China previously launched two similarly named special actions in the 2000s to “crack down on the underworld,” or dahei (short for “打黑除恶”). The difference in one character, however, gave the latest saohei campaign a broader scope. Rather than fight organize crime in a whack-a-mole fashion primarily to ensure public safety, saohei is “inherently political”: it is expressly aimed at solidifying the Party’s rule down to the lowest levels of governance. To that end, China’s national criminal justice authorities issued a series of guidance documents to broadly define “organized crime” and related concepts, call for whole-of-society efforts to prevent organized crime, set forth special criminal procedures and powers, and penalize corrupt officials who enable such criminal activities.
The AOCL is a key tool to “normalize” the saohei campaign. It was enacted in part to “safeguard national security, social order, and economic order,” and incorporated many of the measures contained in the guidance documents. As saohei will remain part of the Party’s social governance program for at least the next five years, below we take a belated look at the AOCL.Continue reading ““Sweep Away Darkness, Eliminate Evil”: A Belated Overview of China’s First Organized Crime Law”

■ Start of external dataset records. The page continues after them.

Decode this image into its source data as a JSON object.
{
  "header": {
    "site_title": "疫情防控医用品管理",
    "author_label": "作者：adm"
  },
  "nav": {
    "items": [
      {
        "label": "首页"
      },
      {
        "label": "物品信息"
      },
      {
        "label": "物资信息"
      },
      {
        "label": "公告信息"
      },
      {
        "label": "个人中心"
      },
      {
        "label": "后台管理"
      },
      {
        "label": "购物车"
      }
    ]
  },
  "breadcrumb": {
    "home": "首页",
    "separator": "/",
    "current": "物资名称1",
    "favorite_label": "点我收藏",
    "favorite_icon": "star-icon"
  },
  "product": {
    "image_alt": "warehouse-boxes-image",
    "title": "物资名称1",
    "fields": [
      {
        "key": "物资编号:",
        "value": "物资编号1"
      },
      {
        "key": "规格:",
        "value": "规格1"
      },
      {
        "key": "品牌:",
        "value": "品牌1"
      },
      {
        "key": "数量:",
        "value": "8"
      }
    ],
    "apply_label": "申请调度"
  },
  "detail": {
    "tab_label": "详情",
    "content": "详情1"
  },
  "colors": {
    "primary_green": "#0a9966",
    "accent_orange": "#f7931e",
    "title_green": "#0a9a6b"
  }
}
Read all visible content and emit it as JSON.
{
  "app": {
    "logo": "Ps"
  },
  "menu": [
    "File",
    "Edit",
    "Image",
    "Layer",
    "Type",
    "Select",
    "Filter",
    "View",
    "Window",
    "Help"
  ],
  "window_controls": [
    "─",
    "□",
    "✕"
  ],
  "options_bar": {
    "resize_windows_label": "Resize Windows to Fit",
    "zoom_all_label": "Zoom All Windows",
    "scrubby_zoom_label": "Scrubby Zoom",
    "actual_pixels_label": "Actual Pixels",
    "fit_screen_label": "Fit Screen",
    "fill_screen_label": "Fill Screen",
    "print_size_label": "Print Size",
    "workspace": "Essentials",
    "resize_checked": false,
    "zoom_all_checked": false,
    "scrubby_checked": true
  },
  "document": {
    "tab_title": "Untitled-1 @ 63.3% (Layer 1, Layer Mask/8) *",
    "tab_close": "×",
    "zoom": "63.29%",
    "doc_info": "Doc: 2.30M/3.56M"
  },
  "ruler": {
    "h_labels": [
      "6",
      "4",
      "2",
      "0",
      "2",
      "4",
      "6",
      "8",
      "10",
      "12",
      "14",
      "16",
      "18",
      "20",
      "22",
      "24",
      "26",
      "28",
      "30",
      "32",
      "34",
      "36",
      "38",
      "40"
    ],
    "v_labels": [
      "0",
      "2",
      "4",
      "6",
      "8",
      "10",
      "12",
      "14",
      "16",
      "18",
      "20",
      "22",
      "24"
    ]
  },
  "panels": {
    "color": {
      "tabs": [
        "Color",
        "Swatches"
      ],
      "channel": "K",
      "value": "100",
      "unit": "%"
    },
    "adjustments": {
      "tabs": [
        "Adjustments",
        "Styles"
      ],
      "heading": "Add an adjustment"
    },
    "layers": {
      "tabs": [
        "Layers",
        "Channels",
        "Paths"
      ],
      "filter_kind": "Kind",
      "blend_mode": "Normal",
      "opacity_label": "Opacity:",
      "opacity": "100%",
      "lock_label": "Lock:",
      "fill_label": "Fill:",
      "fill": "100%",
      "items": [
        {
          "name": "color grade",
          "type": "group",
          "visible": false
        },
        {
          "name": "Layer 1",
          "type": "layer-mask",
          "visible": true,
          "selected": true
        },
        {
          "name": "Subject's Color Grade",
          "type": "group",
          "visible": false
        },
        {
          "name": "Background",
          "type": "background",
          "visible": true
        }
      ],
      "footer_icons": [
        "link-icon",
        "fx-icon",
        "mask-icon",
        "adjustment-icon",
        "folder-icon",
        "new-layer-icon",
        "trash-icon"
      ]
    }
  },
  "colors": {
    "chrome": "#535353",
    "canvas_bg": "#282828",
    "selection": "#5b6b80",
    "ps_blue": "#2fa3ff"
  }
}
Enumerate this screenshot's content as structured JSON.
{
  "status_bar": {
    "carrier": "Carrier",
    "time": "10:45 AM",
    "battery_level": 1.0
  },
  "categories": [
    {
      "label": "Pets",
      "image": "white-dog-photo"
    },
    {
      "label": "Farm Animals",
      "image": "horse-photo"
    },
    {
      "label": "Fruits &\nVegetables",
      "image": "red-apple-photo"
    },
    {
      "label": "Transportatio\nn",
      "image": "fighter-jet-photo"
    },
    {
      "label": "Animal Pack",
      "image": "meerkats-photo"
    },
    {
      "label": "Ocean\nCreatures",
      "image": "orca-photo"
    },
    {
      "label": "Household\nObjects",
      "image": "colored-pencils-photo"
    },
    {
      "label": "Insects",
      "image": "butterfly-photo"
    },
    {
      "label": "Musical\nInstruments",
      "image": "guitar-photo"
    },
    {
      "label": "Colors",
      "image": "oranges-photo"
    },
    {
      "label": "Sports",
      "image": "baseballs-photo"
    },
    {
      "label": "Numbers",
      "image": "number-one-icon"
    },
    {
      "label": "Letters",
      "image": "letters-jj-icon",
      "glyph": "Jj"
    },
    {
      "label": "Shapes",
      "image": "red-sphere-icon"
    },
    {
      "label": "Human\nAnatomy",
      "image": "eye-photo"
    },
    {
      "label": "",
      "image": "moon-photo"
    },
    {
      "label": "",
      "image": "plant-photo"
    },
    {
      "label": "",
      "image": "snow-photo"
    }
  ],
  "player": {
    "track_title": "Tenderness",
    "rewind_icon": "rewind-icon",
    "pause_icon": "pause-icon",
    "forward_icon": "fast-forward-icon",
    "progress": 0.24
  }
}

UPDATE (Dec. 27, 2022): The official readout of the session’s first meeting reveals that the NPCSC is also reviewing a draft amendment to the Foreign Trade Law [对外贸易法] to codify a pilot administrative reform that recently expired on December 1. The readout also shows that the State Council has requested an interpretation of “relevant articles” of the Hong Kong National Security Law, without elaborating. We expect both to pass on Friday. Finally, it appears that the draft revision to the Enterprise Bankruptcy Law [企业破产法] has been removed from this session’s agenda.
Last Friday, the Council of Chairpersons decided to convene the 38th and second-to-last session of the 13th NPC Standing Committee (NPCSC) from December 27 to 30. The session’s tentative agenda includes fifteen bills. The Hong Kong government’s requested interpretation of the Hong Kong National Security Law, however, is not among them. But as we have explained, the NPCSC may hide the existence of a bill until after its adoption, so it could still consider an interpretation at the upcoming session. Below we briefly preview the bills slated for review.Continue reading “NPCSC Session Watch: Lawmaking Reforms, Corporate Bankruptcy, Charity, Financial Stability, Foreign Sovereign Immunity, Cross-Border Litigation & More”